_REQUIREMENT_
Copy out, from the data, each line containing the string "kind".
══ DATA FOR ANALYSIS ══
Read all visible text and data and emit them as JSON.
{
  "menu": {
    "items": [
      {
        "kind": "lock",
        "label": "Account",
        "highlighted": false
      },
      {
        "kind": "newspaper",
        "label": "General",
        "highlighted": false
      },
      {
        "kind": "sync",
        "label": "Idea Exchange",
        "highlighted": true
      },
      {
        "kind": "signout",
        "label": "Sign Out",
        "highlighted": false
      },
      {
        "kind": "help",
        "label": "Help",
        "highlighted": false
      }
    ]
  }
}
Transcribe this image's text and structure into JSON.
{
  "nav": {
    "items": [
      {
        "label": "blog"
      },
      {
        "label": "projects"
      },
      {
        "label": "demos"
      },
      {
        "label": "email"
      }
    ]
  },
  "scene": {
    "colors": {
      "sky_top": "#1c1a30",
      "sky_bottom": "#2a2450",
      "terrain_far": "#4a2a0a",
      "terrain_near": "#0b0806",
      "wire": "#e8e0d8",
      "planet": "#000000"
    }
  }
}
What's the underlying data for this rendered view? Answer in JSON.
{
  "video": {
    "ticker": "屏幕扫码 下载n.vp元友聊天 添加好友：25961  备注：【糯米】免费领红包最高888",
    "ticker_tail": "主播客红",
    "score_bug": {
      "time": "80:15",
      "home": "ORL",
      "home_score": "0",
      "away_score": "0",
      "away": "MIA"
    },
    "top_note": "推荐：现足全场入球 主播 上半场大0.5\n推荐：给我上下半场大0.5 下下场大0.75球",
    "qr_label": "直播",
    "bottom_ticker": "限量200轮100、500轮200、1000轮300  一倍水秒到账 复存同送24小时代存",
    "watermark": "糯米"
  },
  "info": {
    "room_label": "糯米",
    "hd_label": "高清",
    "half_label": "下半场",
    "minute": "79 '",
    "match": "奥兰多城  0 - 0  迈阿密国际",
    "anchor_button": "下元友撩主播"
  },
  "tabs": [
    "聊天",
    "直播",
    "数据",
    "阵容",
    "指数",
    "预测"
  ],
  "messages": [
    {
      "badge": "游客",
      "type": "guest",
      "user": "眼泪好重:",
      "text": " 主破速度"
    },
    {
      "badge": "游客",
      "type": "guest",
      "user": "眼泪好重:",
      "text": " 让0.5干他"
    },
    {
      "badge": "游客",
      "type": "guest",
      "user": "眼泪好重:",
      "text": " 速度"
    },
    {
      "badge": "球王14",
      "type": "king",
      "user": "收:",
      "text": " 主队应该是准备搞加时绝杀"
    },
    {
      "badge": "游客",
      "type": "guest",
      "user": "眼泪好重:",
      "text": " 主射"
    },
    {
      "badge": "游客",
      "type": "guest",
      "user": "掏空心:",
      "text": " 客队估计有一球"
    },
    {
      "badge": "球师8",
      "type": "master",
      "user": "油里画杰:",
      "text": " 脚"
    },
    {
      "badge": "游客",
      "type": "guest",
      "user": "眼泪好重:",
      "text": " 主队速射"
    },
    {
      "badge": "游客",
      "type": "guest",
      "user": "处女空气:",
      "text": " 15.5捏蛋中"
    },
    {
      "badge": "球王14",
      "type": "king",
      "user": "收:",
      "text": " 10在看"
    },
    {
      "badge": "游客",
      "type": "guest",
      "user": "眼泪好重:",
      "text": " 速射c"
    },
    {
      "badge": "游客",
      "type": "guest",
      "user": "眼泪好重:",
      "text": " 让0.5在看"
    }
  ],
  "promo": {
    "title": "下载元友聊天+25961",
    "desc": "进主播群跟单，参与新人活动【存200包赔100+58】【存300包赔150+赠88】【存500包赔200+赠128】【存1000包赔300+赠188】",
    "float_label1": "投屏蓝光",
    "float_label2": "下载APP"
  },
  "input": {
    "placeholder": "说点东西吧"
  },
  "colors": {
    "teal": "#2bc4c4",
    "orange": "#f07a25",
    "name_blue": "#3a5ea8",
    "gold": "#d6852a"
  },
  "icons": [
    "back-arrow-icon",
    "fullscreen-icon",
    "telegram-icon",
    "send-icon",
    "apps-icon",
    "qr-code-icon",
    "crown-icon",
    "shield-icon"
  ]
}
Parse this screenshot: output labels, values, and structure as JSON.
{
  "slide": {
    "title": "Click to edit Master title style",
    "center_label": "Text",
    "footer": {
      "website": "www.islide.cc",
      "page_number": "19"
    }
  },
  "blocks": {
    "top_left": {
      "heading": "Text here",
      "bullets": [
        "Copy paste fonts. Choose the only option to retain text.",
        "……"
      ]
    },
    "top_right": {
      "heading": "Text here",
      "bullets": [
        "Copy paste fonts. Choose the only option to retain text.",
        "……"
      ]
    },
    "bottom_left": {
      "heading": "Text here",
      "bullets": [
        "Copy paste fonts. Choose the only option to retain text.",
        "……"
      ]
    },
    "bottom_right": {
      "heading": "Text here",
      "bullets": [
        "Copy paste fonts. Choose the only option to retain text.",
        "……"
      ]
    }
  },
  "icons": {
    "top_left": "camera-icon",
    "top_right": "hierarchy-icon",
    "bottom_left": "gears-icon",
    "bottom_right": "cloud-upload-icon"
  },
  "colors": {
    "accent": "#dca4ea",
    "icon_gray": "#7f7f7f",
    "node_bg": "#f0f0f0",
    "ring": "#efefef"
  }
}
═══
_RESULT OF THE TASK_
        "kind": "lock",
        "kind": "newspaper",
        "kind": "sync",
        "kind": "signout",
        "kind": "help",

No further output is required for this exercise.